DATA SUPPLIED:
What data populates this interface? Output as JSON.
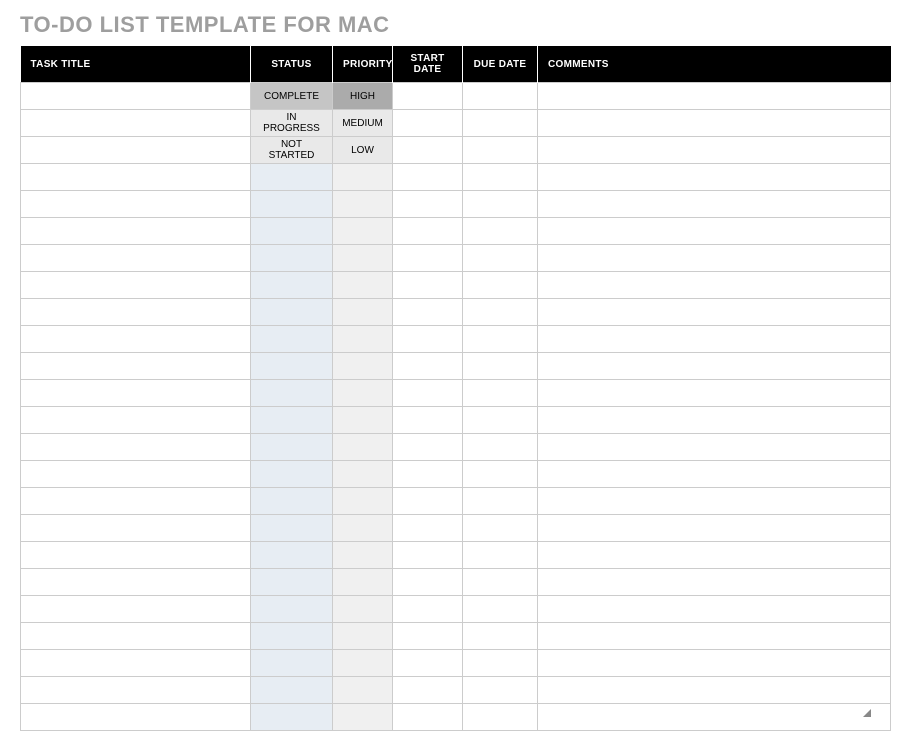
{
  "title": "TO-DO LIST TEMPLATE FOR MAC",
  "columns": {
    "task_title": "TASK TITLE",
    "status": "STATUS",
    "priority": "PRIORITY",
    "start_date": "START DATE",
    "due_date": "DUE DATE",
    "comments": "COMMENTS"
  },
  "status_options": [
    "COMPLETE",
    "IN PROGRESS",
    "NOT STARTED"
  ],
  "priority_options": [
    "HIGH",
    "MEDIUM",
    "LOW"
  ],
  "rows": [
    {
      "task_title": "",
      "status": "COMPLETE",
      "priority": "HIGH",
      "start_date": "",
      "due_date": "",
      "comments": ""
    },
    {
      "task_title": "",
      "status": "IN PROGRESS",
      "priority": "MEDIUM",
      "start_date": "",
      "due_date": "",
      "comments": ""
    },
    {
      "task_title": "",
      "status": "NOT STARTED",
      "priority": "LOW",
      "start_date": "",
      "due_date": "",
      "comments": ""
    },
    {
      "task_title": "",
      "status": "",
      "priority": "",
      "start_date": "",
      "due_date": "",
      "comments": ""
    },
    {
      "task_title": "",
      "status": "",
      "priority": "",
      "start_date": "",
      "due_date": "",
      "comments": ""
    },
    {
      "task_title": "",
      "status": "",
      "priority": "",
      "start_date": "",
      "due_date": "",
      "comments": ""
    },
    {
      "task_title": "",
      "status": "",
      "priority": "",
      "start_date": "",
      "due_date": "",
      "comments": ""
    },
    {
      "task_title": "",
      "status": "",
      "priority": "",
      "start_date": "",
      "due_date": "",
      "comments": ""
    },
    {
      "task_title": "",
      "status": "",
      "priority": "",
      "start_date": "",
      "due_date": "",
      "comments": ""
    },
    {
      "task_title": "",
      "status": "",
      "priority": "",
      "start_date": "",
      "due_date": "",
      "comments": ""
    },
    {
      "task_title": "",
      "status": "",
      "priority": "",
      "start_date": "",
      "due_date": "",
      "comments": ""
    },
    {
      "task_title": "",
      "status": "",
      "priority": "",
      "start_date": "",
      "due_date": "",
      "comments": ""
    },
    {
      "task_title": "",
      "status": "",
      "priority": "",
      "start_date": "",
      "due_date": "",
      "comments": ""
    },
    {
      "task_title": "",
      "status": "",
      "priority": "",
      "start_date": "",
      "due_date": "",
      "comments": ""
    },
    {
      "task_title": "",
      "status": "",
      "priority": "",
      "start_date": "",
      "due_date": "",
      "comments": ""
    },
    {
      "task_title": "",
      "status": "",
      "priority": "",
      "start_date": "",
      "due_date": "",
      "comments": ""
    },
    {
      "task_title": "",
      "status": "",
      "priority": "",
      "start_date": "",
      "due_date": "",
      "comments": ""
    },
    {
      "task_title": "",
      "status": "",
      "priority": "",
      "start_date": "",
      "due_date": "",
      "comments": ""
    },
    {
      "task_title": "",
      "status": "",
      "priority": "",
      "start_date": "",
      "due_date": "",
      "comments": ""
    },
    {
      "task_title": "",
      "status": "",
      "priority": "",
      "start_date": "",
      "due_date": "",
      "comments": ""
    },
    {
      "task_title": "",
      "status": "",
      "priority": "",
      "start_date": "",
      "due_date": "",
      "comments": ""
    },
    {
      "task_title": "",
      "status": "",
      "priority": "",
      "start_date": "",
      "due_date": "",
      "comments": ""
    },
    {
      "task_title": "",
      "status": "",
      "priority": "",
      "start_date": "",
      "due_date": "",
      "comments": ""
    },
    {
      "task_title": "",
      "status": "",
      "priority": "",
      "start_date": "",
      "due_date": "",
      "comments": ""
    }
  ]
}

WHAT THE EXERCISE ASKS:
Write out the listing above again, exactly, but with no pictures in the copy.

ANSWER BOX:
What data populates this interface? Output as JSON.
{
  "title": "TO-DO LIST TEMPLATE FOR MAC",
  "columns": {
    "task_title": "TASK TITLE",
    "status": "STATUS",
    "priority": "PRIORITY",
    "start_date": "START DATE",
    "due_date": "DUE DATE",
    "comments": "COMMENTS"
  },
  "status_options": [
    "COMPLETE",
    "IN PROGRESS",
    "NOT STARTED"
  ],
  "priority_options": [
    "HIGH",
    "MEDIUM",
    "LOW"
  ],
  "rows": [
    {
      "task_title": "",
      "status": "COMPLETE",
      "priority": "HIGH",
      "start_date": "",
      "due_date": "",
      "comments": ""
    },
    {
      "task_title": "",
      "status": "IN PROGRESS",
      "priority": "MEDIUM",
      "start_date": "",
      "due_date": "",
      "comments": ""
    },
    {
      "task_title": "",
      "status": "NOT STARTED",
      "priority": "LOW",
      "start_date": "",
      "due_date": "",
      "comments": ""
    },
    {
      "task_title": "",
      "status": "",
      "priority": "",
      "start_date": "",
      "due_date": "",
      "comments": ""
    },
    {
      "task_title": "",
      "status": "",
      "priority": "",
      "start_date": "",
      "due_date": "",
      "comments": ""
    },
    {
      "task_title": "",
      "status": "",
      "priority": "",
      "start_date": "",
      "due_date": "",
      "comments": ""
    },
    {
      "task_title": "",
      "status": "",
      "priority": "",
      "start_date": "",
      "due_date": "",
      "comments": ""
    },
    {
      "task_title": "",
      "status": "",
      "priority": "",
      "start_date": "",
      "due_date": "",
      "comments": ""
    },
    {
      "task_title": "",
      "status": "",
      "priority": "",
      "start_date": "",
      "due_date": "",
      "comments": ""
    },
    {
      "task_title": "",
      "status": "",
      "priority": "",
      "start_date": "",
      "due_date": "",
      "comments": ""
    },
    {
      "task_title": "",
      "status": "",
      "priority": "",
      "start_date": "",
      "due_date": "",
      "comments": ""
    },
    {
      "task_title": "",
      "status": "",
      "priority": "",
      "start_date": "",
      "due_date": "",
      "comments": ""
    },
    {
      "task_title": "",
      "status": "",
      "priority": "",
      "start_date": "",
      "due_date": "",
      "comments": ""
    },
    {
      "task_title": "",
      "status": "",
      "priority": "",
      "start_date": "",
      "due_date": "",
      "comments": ""
    },
    {
      "task_title": "",
      "status": "",
      "priority": "",
      "start_date": "",
      "due_date": "",
      "comments": ""
    },
    {
      "task_title": "",
      "status": "",
      "priority": "",
      "start_date": "",
      "due_date": "",
      "comments": ""
    },
    {
      "task_title": "",
      "status": "",
      "priority": "",
      "start_date": "",
      "due_date": "",
      "comments": ""
    },
    {
      "task_title": "",
      "status": "",
      "priority": "",
      "start_date": "",
      "due_date": "",
      "comments": ""
    },
    {
      "task_title": "",
      "status": "",
      "priority": "",
      "start_date": "",
      "due_date": "",
      "comments": ""
    },
    {
      "task_title": "",
      "status": "",
      "priority": "",
      "start_date": "",
      "due_date": "",
      "comments": ""
    },
    {
      "task_title": "",
      "status": "",
      "priority": "",
      "start_date": "",
      "due_date": "",
      "comments": ""
    },
    {
      "task_title": "",
      "status": "",
      "priority": "",
      "start_date": "",
      "due_date": "",
      "comments": ""
    },
    {
      "task_title": "",
      "status": "",
      "priority": "",
      "start_date": "",
      "due_date": "",
      "comments": ""
    },
    {
      "task_title": "",
      "status": "",
      "priority": "",
      "start_date": "",
      "due_date": "",
      "comments": ""
    }
  ]
}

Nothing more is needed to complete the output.